Trends in western USA fre fuels using historical data and modeling

TitleTrends in western USA fre fuels using historical data and modeling
Publication TypeJournal Article
Year of Publication2022
AuthorsBoisramé, GFS, Brown, TJ, Bachelet, DM
JournalFire Ecology
Volume18
Issue8
Date Published06/2022
KeywordsFIA, fuels, Long-term trends, modeling, technical reports and journal articles, Western USA
Abstract

Background: Recent increases in wildfre activity in the Western USA are commonly attributed to a confuence of factors including climate change, human activity, and the accumulation of fuels due to fre suppression. However, a shortage of long-term forestry measurements makes it difcult to quantify regional changes in fuel loads over the past century. A better understanding of fuel accumulation is vital for managing forests to increase wildfre resistance and resilience. Numerical models provide one means of estimating changes in fuel loads, but validating these models over long timescales and large geographic extents is made difcult by the scarcity of sufcient data. One such model, MC2, provides estimates of multiple types of fuel loads and simulates fre activity according to fuel and climate conditions. We used the Forest Inventory and Analysis Database (FIADB) observed data to validate MC2 estimates of fuel load change over time where possible.

Results: We found that the MC2 model’s accuracy varied geographically, but at a regional scale the distributions of changes in fuel loads were similar to distributions of FIADB values. While FIADB data provided consistent measurement types across a wide geographic area, usable data only spanned approximately 30 years. We therefore supplemented this quantitative validation with a qualitative comparison to data that covered less area, but for much longer time spans: long-term forestry plots outside of the FIA plot network and repeat photography studies. Both model results and long-term studies show increases in fuel loads over the past century across much of the western USA, with exceptions in the Pacifc Northwest and other areas. Model results also suggest that not all of the increases are due to fre suppression.

Conclusions: This model validation and aggregation of information from long-term studies not only demonstrate that there have been extensive fuel increases in the western USA but also provide insights into the level of uncertainty regarding fre suppression’s impact on fuel loads.
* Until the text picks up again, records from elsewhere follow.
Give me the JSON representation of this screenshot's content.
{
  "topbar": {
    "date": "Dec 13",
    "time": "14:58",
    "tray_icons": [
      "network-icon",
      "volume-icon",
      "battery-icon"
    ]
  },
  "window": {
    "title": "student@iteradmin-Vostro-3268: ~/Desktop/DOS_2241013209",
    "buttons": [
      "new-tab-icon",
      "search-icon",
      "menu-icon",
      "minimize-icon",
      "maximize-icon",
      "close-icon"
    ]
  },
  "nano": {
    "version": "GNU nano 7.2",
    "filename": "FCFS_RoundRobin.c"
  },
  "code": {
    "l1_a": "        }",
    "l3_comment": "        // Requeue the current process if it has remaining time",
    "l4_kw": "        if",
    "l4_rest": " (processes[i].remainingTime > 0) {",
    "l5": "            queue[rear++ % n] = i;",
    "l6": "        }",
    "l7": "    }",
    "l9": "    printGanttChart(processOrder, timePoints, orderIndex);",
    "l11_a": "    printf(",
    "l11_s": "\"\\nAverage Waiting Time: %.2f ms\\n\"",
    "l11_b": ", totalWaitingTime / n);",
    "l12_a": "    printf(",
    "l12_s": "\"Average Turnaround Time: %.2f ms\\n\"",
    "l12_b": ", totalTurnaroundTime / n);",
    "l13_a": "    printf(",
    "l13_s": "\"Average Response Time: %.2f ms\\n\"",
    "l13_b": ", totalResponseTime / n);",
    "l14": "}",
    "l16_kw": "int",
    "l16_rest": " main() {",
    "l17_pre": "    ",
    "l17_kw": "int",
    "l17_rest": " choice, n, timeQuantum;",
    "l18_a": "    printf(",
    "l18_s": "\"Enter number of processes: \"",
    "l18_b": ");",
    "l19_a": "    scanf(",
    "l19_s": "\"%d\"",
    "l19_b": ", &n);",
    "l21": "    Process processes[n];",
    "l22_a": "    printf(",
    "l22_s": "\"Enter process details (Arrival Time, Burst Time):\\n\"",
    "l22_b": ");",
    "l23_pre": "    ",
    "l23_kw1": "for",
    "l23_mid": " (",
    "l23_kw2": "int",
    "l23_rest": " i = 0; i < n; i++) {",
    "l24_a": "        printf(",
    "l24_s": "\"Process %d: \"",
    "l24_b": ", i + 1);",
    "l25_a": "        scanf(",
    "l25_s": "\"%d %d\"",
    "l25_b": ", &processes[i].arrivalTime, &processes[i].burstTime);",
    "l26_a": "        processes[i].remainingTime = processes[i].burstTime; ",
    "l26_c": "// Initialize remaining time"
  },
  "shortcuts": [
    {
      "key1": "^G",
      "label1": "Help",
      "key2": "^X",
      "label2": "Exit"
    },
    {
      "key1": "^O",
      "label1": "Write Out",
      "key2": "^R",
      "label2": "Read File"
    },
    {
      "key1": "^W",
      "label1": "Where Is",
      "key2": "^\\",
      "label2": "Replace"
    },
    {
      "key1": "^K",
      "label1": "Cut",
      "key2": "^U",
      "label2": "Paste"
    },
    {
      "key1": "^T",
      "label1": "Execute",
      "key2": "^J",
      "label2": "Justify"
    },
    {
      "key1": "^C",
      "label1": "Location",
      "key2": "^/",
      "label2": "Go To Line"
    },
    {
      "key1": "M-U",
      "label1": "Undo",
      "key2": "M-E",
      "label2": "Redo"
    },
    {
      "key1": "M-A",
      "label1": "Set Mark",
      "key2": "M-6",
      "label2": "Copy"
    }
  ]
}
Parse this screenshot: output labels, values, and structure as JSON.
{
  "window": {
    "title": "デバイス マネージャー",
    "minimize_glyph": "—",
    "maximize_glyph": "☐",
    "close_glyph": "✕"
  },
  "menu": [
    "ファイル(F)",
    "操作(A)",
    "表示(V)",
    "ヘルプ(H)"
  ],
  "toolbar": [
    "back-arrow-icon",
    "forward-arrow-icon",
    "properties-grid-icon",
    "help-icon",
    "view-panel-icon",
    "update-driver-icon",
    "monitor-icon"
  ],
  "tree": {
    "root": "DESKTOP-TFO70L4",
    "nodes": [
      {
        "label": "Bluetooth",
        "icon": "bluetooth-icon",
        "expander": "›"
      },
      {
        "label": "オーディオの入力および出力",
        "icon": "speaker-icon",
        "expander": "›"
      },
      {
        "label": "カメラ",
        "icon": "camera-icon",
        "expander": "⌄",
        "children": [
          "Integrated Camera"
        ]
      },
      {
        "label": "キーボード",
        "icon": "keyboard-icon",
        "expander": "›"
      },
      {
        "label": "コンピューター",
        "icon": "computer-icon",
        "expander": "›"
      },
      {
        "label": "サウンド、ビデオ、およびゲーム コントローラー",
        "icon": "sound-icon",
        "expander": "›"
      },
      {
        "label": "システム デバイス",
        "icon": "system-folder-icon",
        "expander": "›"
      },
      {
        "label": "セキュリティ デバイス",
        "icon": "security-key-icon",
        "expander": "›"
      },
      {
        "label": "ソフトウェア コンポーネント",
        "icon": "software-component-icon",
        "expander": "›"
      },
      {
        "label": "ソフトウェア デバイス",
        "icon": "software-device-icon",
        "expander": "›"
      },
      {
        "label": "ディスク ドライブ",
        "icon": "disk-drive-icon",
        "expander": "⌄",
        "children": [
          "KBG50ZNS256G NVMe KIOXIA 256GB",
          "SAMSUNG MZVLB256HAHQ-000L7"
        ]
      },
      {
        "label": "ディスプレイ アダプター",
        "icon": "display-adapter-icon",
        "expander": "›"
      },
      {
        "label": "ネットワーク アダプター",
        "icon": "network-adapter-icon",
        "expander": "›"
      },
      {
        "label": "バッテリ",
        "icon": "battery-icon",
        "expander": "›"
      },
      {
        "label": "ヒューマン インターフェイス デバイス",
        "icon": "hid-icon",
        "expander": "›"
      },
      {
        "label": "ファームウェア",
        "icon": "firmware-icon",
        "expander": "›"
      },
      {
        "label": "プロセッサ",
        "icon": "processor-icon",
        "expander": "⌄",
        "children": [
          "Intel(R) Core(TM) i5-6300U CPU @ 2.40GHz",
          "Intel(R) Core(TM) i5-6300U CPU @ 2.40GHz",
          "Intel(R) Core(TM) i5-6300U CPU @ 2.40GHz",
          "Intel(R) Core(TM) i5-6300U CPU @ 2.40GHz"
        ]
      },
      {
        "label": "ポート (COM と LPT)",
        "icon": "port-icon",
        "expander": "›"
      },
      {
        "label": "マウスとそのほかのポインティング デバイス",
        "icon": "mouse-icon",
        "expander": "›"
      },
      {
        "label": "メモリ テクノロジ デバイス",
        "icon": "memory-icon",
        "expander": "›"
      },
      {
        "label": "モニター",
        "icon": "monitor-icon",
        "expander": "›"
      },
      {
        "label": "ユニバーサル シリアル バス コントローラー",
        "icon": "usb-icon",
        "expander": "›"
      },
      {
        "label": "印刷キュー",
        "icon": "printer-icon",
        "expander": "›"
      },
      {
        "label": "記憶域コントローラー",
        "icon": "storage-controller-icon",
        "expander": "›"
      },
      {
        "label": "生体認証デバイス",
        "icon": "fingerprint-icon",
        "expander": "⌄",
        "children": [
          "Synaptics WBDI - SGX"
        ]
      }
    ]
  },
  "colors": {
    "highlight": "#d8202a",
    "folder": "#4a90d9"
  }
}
A fuller understanding of changing fuel loads and their impact on fre behavior will require an increase in the number of long-term observational forestry studies.

DOI10.1186/s42408-022-00129-4